India: the world’s seventh largest country by area, with the second largest population in the world, nuclear weapons, and considered the fourth strongest power by military strength in the world. By most accounts, it will soon have the third largest economy in the world. Yet its nuclear weapons program is not considered fully legitimate and it lacks a permanent seat on the United Nations Security Council.

Like Germany and Italy in 19th century Europe, it is a power that has come late to the table, as it was not yet an independent country in 1945 when the table was set. India could not have hit the ground running then in any case, because it too had long been divided and under foreign domination.

Both Italy and Germany had large populations and economies, and vibrant cultures. But Germany ultimately was able to act and be accepted as a great power, equal to, or perhaps even superior to existing powers in a manner that Italy was not. Much of this had to do with the quality of its military industrial base, the experience and grand strategy of its leadership and military command, and the way it carried itself in international relations. Italy was often considered a junior partner, weak and sidelined, both by its initial allies in the Triple Alliance (Germany and Austria-Hungary), then its allies in World War I after 1915 (France, Britain, and Russia). In the meantime, Germany acted like and was treated as a major power and a broker of international disputes in the Balkans (1878) and Africa (1885). On the other hand, Italy had to make do with grabbing what it could in the disappointing aftermath of these conferences.

For good or for ill, Germany thus presented itself as an intermediary and a power worthy of reckoning, a lesson soon followed by the United States, when Theodore Roosevelt brokered a peace between Japan and Russia after the Russo-Japanese War in 1905. India should take note: it was not a major player in Iranian nuclear talks or the Syrian Civil War, nor has it been asked to play a major role as a mediator in international disputes yet. India often has to play second fiddle to China when seeking economic and infrastructure deals with other countries in Asia or Africa.

Additionally, India should understand the importance of achieving clarity with its foreign policy and choice of partners. There is much to be said about the benefits of not formally entering into alliances with any one bloc of states or maintaining friendly relations with opposing states (such as both Russia and the United States or Iran and Saudi Arabia). However, India should be wary of trying to ally with everyone and then becoming an essentially superfluous member of multiple opposing partnerships; for example, India will soon join the Shanghai Cooperation Organization (SCO), in which China plays a major role, while also recently strengthening its partnership with the United States. India can hardly be geopolitically aligned, in the long run, with what are essentially opposing blocs.

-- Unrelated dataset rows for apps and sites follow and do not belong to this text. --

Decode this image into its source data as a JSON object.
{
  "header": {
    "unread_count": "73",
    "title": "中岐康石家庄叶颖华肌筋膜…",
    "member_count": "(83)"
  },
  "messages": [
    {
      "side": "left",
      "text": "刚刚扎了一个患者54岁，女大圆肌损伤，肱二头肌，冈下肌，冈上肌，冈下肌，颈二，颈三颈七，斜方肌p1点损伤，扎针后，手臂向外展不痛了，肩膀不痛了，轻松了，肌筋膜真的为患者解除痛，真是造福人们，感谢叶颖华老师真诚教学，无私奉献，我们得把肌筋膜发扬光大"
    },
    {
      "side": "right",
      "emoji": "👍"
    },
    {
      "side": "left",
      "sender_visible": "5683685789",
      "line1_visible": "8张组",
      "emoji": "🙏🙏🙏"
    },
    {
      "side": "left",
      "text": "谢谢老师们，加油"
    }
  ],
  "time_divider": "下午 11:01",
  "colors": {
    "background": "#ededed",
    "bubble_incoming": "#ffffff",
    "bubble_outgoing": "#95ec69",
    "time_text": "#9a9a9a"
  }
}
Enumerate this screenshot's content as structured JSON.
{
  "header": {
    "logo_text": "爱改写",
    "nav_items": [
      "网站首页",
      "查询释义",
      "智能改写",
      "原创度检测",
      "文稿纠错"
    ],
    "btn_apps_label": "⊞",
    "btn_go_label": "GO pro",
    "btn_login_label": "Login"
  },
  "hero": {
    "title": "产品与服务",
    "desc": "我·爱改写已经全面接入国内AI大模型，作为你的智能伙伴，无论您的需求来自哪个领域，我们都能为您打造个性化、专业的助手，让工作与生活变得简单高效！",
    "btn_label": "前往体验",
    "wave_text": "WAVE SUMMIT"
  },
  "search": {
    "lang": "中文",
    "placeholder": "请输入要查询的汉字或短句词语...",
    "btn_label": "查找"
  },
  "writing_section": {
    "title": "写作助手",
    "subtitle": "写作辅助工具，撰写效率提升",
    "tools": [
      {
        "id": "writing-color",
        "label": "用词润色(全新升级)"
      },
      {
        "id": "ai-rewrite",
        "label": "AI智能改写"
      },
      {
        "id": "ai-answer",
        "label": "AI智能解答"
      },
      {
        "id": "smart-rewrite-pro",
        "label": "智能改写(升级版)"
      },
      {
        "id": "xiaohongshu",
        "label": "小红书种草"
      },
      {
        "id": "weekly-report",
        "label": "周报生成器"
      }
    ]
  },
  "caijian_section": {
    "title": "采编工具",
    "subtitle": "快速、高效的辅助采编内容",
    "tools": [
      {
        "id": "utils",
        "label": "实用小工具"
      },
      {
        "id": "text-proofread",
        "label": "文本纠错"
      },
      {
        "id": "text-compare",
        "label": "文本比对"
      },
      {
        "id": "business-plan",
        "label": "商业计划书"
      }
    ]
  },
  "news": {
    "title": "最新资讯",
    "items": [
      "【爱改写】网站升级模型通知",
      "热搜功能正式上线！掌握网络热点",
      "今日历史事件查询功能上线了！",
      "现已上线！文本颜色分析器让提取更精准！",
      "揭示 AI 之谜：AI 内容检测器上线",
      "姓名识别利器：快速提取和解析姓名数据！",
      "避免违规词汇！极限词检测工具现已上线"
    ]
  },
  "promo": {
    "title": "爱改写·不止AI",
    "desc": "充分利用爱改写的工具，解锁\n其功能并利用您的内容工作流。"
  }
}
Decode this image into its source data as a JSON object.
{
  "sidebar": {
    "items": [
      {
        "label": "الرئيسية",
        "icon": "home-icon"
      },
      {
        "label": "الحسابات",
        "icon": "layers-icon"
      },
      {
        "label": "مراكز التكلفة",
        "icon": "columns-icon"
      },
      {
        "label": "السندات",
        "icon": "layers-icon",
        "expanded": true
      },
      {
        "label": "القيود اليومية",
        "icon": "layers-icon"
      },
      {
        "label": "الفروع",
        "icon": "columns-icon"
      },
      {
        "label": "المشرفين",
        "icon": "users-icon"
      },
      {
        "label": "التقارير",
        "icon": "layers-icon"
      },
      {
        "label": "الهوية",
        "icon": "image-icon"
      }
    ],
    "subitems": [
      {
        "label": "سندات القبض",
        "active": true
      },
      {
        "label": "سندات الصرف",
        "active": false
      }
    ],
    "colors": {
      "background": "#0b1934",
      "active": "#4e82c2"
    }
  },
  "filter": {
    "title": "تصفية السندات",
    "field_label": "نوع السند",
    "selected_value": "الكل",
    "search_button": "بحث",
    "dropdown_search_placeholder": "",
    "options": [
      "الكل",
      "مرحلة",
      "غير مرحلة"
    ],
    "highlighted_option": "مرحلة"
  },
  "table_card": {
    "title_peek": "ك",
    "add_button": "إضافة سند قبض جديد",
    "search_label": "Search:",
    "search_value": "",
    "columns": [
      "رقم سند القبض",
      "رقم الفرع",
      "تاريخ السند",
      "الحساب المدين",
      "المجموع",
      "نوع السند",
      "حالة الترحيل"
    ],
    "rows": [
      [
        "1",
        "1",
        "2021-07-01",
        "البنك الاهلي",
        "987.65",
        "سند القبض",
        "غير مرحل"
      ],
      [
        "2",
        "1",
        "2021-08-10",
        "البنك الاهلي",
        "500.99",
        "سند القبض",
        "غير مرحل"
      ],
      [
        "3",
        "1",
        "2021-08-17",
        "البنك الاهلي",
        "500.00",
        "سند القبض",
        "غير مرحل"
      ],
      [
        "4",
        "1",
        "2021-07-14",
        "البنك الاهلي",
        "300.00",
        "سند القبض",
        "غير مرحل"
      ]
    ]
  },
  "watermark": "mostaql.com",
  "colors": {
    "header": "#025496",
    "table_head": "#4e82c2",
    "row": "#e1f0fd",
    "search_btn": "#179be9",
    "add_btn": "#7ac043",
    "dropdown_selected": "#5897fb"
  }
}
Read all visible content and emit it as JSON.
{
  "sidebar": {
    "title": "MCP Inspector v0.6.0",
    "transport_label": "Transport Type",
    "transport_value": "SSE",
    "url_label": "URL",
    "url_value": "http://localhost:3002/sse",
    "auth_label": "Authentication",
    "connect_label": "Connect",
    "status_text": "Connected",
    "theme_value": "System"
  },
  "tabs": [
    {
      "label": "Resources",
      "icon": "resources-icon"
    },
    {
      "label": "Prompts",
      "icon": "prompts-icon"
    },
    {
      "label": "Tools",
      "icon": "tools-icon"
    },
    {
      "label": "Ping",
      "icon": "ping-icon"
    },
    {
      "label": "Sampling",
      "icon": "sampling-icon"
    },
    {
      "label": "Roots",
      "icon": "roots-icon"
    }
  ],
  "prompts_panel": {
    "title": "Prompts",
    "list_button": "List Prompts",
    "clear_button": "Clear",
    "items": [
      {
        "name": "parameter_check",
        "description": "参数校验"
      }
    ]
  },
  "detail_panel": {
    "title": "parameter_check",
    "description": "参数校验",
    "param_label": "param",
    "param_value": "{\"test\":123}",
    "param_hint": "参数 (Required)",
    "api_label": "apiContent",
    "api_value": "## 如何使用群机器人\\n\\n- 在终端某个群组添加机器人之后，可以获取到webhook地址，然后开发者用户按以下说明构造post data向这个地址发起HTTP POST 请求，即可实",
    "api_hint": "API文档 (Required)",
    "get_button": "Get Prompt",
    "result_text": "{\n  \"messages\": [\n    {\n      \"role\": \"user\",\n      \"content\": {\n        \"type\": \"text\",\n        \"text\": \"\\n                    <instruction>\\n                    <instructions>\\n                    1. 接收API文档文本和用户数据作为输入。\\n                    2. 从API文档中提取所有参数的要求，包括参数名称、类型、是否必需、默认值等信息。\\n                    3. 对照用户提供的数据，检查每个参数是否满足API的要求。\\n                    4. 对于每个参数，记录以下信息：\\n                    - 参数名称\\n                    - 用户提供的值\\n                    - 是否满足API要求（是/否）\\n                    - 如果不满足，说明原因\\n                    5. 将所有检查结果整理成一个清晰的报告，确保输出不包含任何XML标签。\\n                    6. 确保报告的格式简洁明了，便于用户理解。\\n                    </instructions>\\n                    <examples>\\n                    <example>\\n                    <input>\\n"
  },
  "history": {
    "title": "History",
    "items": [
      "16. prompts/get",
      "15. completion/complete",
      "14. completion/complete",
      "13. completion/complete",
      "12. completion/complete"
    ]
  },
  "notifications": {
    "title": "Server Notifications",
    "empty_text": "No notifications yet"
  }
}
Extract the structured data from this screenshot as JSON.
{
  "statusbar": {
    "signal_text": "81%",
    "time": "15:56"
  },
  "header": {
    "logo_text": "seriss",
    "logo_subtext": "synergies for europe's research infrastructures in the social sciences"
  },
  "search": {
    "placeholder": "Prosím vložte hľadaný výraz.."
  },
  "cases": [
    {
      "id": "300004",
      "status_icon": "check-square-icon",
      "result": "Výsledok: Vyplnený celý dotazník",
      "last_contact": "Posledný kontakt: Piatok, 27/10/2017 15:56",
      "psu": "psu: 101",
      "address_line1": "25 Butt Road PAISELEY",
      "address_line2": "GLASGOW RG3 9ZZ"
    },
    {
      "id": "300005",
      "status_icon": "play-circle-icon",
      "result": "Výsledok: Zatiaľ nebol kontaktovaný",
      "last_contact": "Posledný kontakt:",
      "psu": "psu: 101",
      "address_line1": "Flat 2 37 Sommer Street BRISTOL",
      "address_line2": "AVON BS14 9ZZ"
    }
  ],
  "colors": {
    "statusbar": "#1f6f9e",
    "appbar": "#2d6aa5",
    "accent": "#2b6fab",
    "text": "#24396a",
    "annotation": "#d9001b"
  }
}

In Germany, Bismarck temporarily aligned with different powers for a concrete goal, namely the union of his country, but otherwise knew what he wanted and doubled down on a foreign policy that was in the best interests of his country–keeping France and Russia apart. Even after Bismark, Germany was still the major partner of a relatively stable alliance of central European powers and its goal remained to keep France down–this was clear. On the other hand, Italy drifted from being a junior partner in one alliance to being a junior partner in another alliance and, despite its economic potential and population, it failed to strategically convert this into military efficiency, due to its often corrupt and messy politics.

India needs to decide, then, as a rising power. Does it want to be like Germany, a respected pole which gained influence and power on the world stage soon after its rise? Or remain a secondary power whose alliances and strategy are fluid to the point of superfluity, like Italy?